» TASK MATERIAL:
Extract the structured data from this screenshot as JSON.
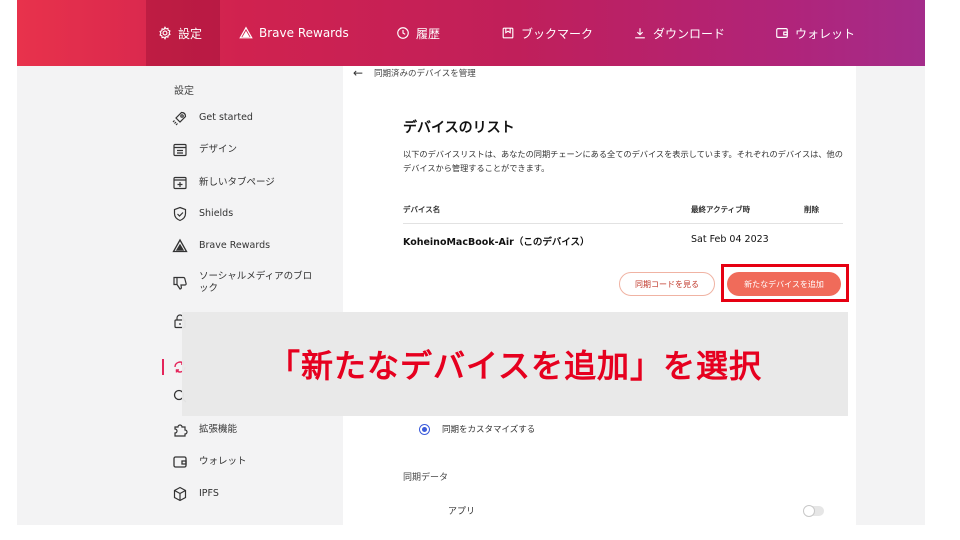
{
  "topbar": {
    "tabs": [
      {
        "label": "設定",
        "icon": "gear-icon"
      },
      {
        "label": "Brave Rewards",
        "icon": "triangle-icon"
      },
      {
        "label": "履歴",
        "icon": "history-icon"
      },
      {
        "label": "ブックマーク",
        "icon": "bookmark-icon"
      },
      {
        "label": "ダウンロード",
        "icon": "download-icon"
      },
      {
        "label": "ウォレット",
        "icon": "wallet-icon"
      }
    ]
  },
  "sidebar": {
    "heading": "設定",
    "items": [
      {
        "label": "Get started",
        "icon": "rocket-icon"
      },
      {
        "label": "デザイン",
        "icon": "layout-icon"
      },
      {
        "label": "新しいタブページ",
        "icon": "new-tab-icon"
      },
      {
        "label": "Shields",
        "icon": "shield-icon"
      },
      {
        "label": "Brave Rewards",
        "icon": "triangle-icon"
      },
      {
        "label": "ソーシャルメディアのブロック",
        "icon": "thumbs-down-icon"
      },
      {
        "label": "",
        "icon": "lock-icon"
      },
      {
        "label": "",
        "icon": "sync-icon"
      },
      {
        "label": "",
        "icon": "search-icon"
      },
      {
        "label": "拡張機能",
        "icon": "puzzle-icon"
      },
      {
        "label": "ウォレット",
        "icon": "wallet-icon"
      },
      {
        "label": "IPFS",
        "icon": "cube-icon"
      }
    ]
  },
  "main": {
    "back_glyph": "←",
    "breadcrumb": "同期済みのデバイスを管理",
    "list_title": "デバイスのリスト",
    "description": "以下のデバイスリストは、あなたの同期チェーンにある全てのデバイスを表示しています。それぞれのデバイスは、他のデバイスから管理することができます。",
    "table": {
      "headers": [
        "デバイス名",
        "最終アクティブ時",
        "削除"
      ],
      "rows": [
        {
          "device": "KoheinoMacBook-Air（このデバイス）",
          "last_active": "Sat Feb 04 2023"
        }
      ]
    },
    "view_code_button": "同期コードを見る",
    "add_device_button": "新たなデバイスを追加",
    "customize_sync_label": "同期をカスタマイズする",
    "sync_data_heading": "同期データ",
    "app_label": "アプリ"
  },
  "overlay": {
    "caption": "「新たなデバイスを追加」を選択",
    "highlight_color": "#e60012"
  },
  "colors": {
    "accent": "#e4245a",
    "button_primary": "#f06b5a",
    "radio": "#3b5bdb"
  }
}
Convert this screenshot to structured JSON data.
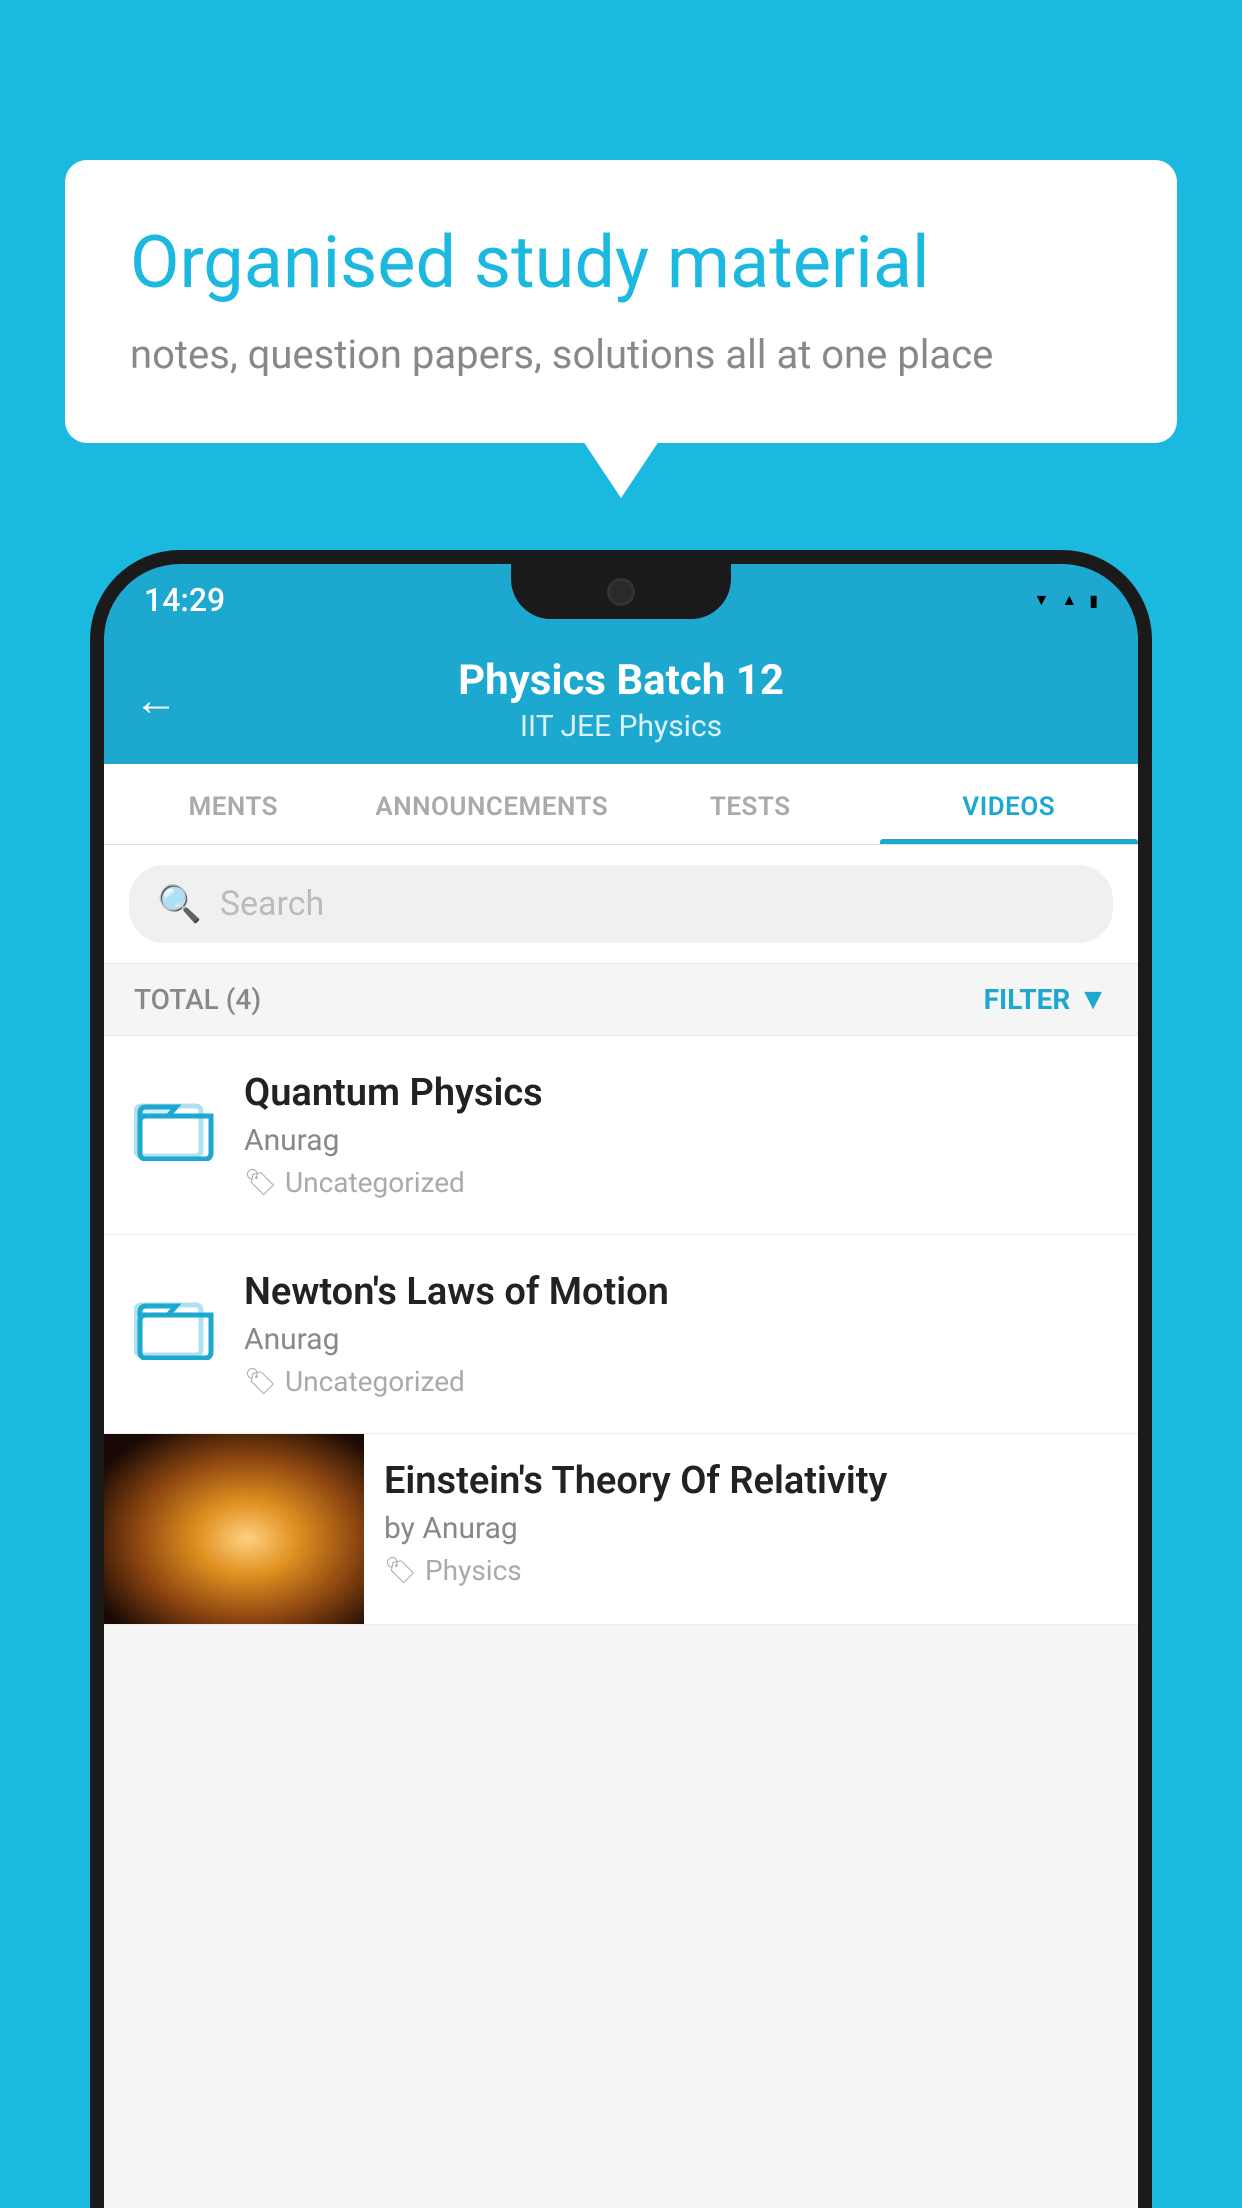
{
  "background": {
    "color": "#1bb8e0"
  },
  "speech_bubble": {
    "title": "Organised study material",
    "subtitle": "notes, question papers, solutions all at one place"
  },
  "phone": {
    "status_bar": {
      "time": "14:29",
      "wifi": "▾",
      "signal": "▴",
      "battery": "▮"
    },
    "header": {
      "back_label": "←",
      "title": "Physics Batch 12",
      "subtitle": "IIT JEE   Physics"
    },
    "tabs": [
      {
        "label": "MENTS",
        "active": false
      },
      {
        "label": "ANNOUNCEMENTS",
        "active": false
      },
      {
        "label": "TESTS",
        "active": false
      },
      {
        "label": "VIDEOS",
        "active": true
      }
    ],
    "search": {
      "placeholder": "Search"
    },
    "filter_row": {
      "total_label": "TOTAL (4)",
      "filter_label": "FILTER"
    },
    "videos": [
      {
        "title": "Quantum Physics",
        "author": "Anurag",
        "tag": "Uncategorized",
        "type": "folder"
      },
      {
        "title": "Newton's Laws of Motion",
        "author": "Anurag",
        "tag": "Uncategorized",
        "type": "folder"
      },
      {
        "title": "Einstein's Theory Of Relativity",
        "author": "by Anurag",
        "tag": "Physics",
        "type": "video"
      }
    ]
  }
}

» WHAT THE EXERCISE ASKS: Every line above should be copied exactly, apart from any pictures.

» REPLY TO THE TASK:
Extract the structured data from this screenshot as JSON.
{
  "topbar": {
    "tabs": [
      {
        "label": "設定",
        "icon": "gear-icon"
      },
      {
        "label": "Brave Rewards",
        "icon": "triangle-icon"
      },
      {
        "label": "履歴",
        "icon": "history-icon"
      },
      {
        "label": "ブックマーク",
        "icon": "bookmark-icon"
      },
      {
        "label": "ダウンロード",
        "icon": "download-icon"
      },
      {
        "label": "ウォレット",
        "icon": "wallet-icon"
      }
    ]
  },
  "sidebar": {
    "heading": "設定",
    "items": [
      {
        "label": "Get started",
        "icon": "rocket-icon"
      },
      {
        "label": "デザイン",
        "icon": "layout-icon"
      },
      {
        "label": "新しいタブページ",
        "icon": "new-tab-icon"
      },
      {
        "label": "Shields",
        "icon": "shield-icon"
      },
      {
        "label": "Brave Rewards",
        "icon": "triangle-icon"
      },
      {
        "label": "ソーシャルメディアのブロック",
        "icon": "thumbs-down-icon"
      },
      {
        "label": "",
        "icon": "lock-icon"
      },
      {
        "label": "",
        "icon": "sync-icon"
      },
      {
        "label": "",
        "icon": "search-icon"
      },
      {
        "label": "拡張機能",
        "icon": "puzzle-icon"
      },
      {
        "label": "ウォレット",
        "icon": "wallet-icon"
      },
      {
        "label": "IPFS",
        "icon": "cube-icon"
      }
    ]
  },
  "main": {
    "back_glyph": "←",
    "breadcrumb": "同期済みのデバイスを管理",
    "list_title": "デバイスのリスト",
    "description": "以下のデバイスリストは、あなたの同期チェーンにある全てのデバイスを表示しています。それぞれのデバイスは、他のデバイスから管理することができます。",
    "table": {
      "headers": [
        "デバイス名",
        "最終アクティブ時",
        "削除"
      ],
      "rows": [
        {
          "device": "KoheinoMacBook-Air（このデバイス）",
          "last_active": "Sat Feb 04 2023"
        }
      ]
    },
    "view_code_button": "同期コードを見る",
    "add_device_button": "新たなデバイスを追加",
    "customize_sync_label": "同期をカスタマイズする",
    "sync_data_heading": "同期データ",
    "app_label": "アプリ"
  },
  "overlay": {
    "caption": "「新たなデバイスを追加」を選択",
    "highlight_color": "#e60012"
  },
  "colors": {
    "accent": "#e4245a",
    "button_primary": "#f06b5a",
    "radio": "#3b5bdb"
  }
}
Convert this screenshot to structured JSON data.
{
  "background": {
    "color": "#1bb8e0"
  },
  "speech_bubble": {
    "title": "Organised study material",
    "subtitle": "notes, question papers, solutions all at one place"
  },
  "phone": {
    "status_bar": {
      "time": "14:29",
      "wifi": "▾",
      "signal": "▴",
      "battery": "▮"
    },
    "header": {
      "back_label": "←",
      "title": "Physics Batch 12",
      "subtitle": "IIT JEE   Physics"
    },
    "tabs": [
      {
        "label": "MENTS",
        "active": false
      },
      {
        "label": "ANNOUNCEMENTS",
        "active": false
      },
      {
        "label": "TESTS",
        "active": false
      },
      {
        "label": "VIDEOS",
        "active": true
      }
    ],
    "search": {
      "placeholder": "Search"
    },
    "filter_row": {
      "total_label": "TOTAL (4)",
      "filter_label": "FILTER"
    },
    "videos": [
      {
        "title": "Quantum Physics",
        "author": "Anurag",
        "tag": "Uncategorized",
        "type": "folder"
      },
      {
        "title": "Newton's Laws of Motion",
        "author": "Anurag",
        "tag": "Uncategorized",
        "type": "folder"
      },
      {
        "title": "Einstein's Theory Of Relativity",
        "author": "by Anurag",
        "tag": "Physics",
        "type": "video"
      }
    ]
  }
}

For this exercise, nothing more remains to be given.